    He’s spent millions bringing groups from diverse religions and races to the games to bond over their enjoyment of basketball. He’s also deeply involved in charities and community events and his ads are a fixture on billboards and AM radio.

    Bhatia’s obsession with the Raptors has been well documented. He even has a catchphrase he uses to explain it to the curious: “I don’t drink, I don’t smoke, I don’t womanize — I Raptorize.”

    Thirty years ago, before the Raptors existed and before Bhatia was a minor celebrity, his coworkers were upset about the way that customer had treated him, he recalls.

    Bhatia wasn’t.

    Bhatia went to his manager and suggested he get a coworker, a “nice Englishman,” to make the sale, even though it was Bhatia’s turn — on the condition that after the man had bought the car, when he would come back to pick it up, the “nice Englishman” wouldn’t be there, and Bhatia would be.

    When the man came back to pick up the car he’d bought for his daughter, Bhatia met him.

    “I romanced him. I brought him a coffee—said, ‘Sir, sit down,’” recalls Bhatia. “I said, ‘I’m going to be delivering the car for you,’ I didn’t give him the choice. I took care of him so nicely, got him the car, got him the coffee, that guy sent me a few customers after that.”

    To see that man’s opinion of Bhatia — and by extension Sikh people in general — change was Bhatia’s goal. “That was my winning.”

    His goal with his TEDx talk is similar, to be a Sikh ambassador who spreads this message: “If we are a turbaned Sikh, we look different, we are different but our passion for everything in life is almost the same. In short, we have more in common than in difference.”

    TEDx ‘opened eyes to the world’

    TEDxToronto is a one-day conference held on Oct. 2, this year. Select delegates listen to a group of a speakers addressing a wide variety of subjects.

    Video of the talks are available to the public online via livestream.

    TEDxToronto is Canada’s biggest TEDx event. TEDx events are independent conferences modeled after the original TED, a conference series organized by the Sapling Foundation, and licensed by TED.

    The TED slogan is “Ideas Worth Spreading.” Some delegates said TEDx ideas helped change their lives.

    Toronto family doctor Sheila Wijayasinghe has been a TEDxToronto delegate in for the last two years.

    “I’ve found it interesting to see the talks on medicine and innovations that are being done,” she said.

    Generally, the talks inspired her to look beyond the traditional approaches to medicine, and a specific talk on using an app on managing diabetes led her to look for apps that are appropriate to use in her own practice.

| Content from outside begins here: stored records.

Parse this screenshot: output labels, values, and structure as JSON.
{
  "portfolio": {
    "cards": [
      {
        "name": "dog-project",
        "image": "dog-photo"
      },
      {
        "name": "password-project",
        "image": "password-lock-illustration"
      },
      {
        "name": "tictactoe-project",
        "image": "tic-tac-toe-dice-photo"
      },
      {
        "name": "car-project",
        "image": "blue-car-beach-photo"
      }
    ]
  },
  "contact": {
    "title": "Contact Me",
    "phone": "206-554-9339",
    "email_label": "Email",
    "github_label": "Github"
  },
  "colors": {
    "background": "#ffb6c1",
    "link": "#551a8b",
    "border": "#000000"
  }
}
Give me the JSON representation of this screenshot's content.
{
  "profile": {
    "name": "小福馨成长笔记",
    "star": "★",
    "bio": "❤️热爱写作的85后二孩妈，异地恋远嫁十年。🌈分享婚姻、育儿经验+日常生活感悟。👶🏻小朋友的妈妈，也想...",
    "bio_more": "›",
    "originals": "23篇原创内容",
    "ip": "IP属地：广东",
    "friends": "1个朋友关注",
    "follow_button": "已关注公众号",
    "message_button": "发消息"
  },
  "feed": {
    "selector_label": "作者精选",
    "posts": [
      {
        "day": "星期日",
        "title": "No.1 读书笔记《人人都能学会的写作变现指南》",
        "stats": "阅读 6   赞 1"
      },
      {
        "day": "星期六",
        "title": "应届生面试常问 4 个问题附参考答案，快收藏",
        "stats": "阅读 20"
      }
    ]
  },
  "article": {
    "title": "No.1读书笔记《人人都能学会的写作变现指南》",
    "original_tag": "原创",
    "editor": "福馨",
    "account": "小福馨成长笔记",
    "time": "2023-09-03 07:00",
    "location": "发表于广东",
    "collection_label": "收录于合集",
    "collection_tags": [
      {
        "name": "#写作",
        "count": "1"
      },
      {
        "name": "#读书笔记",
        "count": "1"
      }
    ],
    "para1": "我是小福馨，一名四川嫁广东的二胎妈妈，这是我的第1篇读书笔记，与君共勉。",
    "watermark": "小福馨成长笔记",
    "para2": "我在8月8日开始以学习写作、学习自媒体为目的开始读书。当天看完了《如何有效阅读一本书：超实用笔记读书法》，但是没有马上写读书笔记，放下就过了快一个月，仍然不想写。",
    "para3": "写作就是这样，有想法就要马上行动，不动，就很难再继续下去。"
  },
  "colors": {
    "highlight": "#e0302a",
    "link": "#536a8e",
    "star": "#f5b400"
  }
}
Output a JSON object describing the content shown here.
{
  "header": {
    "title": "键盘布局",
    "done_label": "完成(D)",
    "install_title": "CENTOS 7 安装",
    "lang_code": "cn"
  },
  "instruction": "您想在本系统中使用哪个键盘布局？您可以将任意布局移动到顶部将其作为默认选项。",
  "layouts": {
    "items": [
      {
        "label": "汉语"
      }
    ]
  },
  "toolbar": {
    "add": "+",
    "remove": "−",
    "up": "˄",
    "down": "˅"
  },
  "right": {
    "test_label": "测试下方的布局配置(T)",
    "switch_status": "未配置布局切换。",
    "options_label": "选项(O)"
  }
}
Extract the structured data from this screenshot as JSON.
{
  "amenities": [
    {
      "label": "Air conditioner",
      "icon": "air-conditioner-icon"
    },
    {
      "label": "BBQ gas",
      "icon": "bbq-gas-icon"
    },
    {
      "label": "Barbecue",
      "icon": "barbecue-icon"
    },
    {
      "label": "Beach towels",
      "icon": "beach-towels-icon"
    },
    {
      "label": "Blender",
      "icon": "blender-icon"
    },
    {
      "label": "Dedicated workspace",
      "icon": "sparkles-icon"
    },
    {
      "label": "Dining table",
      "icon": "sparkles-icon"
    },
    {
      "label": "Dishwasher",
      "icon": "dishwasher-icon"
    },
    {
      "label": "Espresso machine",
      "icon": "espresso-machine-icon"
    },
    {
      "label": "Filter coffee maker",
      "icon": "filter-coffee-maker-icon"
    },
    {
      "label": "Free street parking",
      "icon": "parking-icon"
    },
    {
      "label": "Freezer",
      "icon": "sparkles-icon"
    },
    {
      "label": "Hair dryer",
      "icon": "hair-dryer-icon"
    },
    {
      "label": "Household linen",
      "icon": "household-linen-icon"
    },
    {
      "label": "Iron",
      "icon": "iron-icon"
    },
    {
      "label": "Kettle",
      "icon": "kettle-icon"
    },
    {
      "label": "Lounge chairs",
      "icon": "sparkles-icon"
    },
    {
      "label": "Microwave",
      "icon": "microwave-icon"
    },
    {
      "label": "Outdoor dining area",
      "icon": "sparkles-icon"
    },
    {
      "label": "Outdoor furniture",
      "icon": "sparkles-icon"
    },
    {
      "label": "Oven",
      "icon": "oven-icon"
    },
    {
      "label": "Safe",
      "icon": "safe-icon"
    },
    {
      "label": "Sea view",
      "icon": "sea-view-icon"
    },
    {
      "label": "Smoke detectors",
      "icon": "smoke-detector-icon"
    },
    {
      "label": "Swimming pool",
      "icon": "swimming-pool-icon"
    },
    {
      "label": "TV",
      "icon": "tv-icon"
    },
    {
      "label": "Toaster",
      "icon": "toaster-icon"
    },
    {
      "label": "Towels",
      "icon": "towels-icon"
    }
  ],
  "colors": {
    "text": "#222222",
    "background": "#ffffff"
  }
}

    “It opened my eyes to that world,” she said.

    Chris Eben, before he became a delegate, attended a salon related to TEDxToronto hosted by The Working Group, where participants would discuss their “Big Ideas.”

    “Part of the concept was not just to tell everyone your big idea, but by vocalizing it and making it public you were actually putting pressure on yourself committing to take some action,” he said.

    In telling the group about his big idea — to take the entrepreneurial plunge on a software product — he ended up quitting his job and joining the Working Group as an owner within the next year.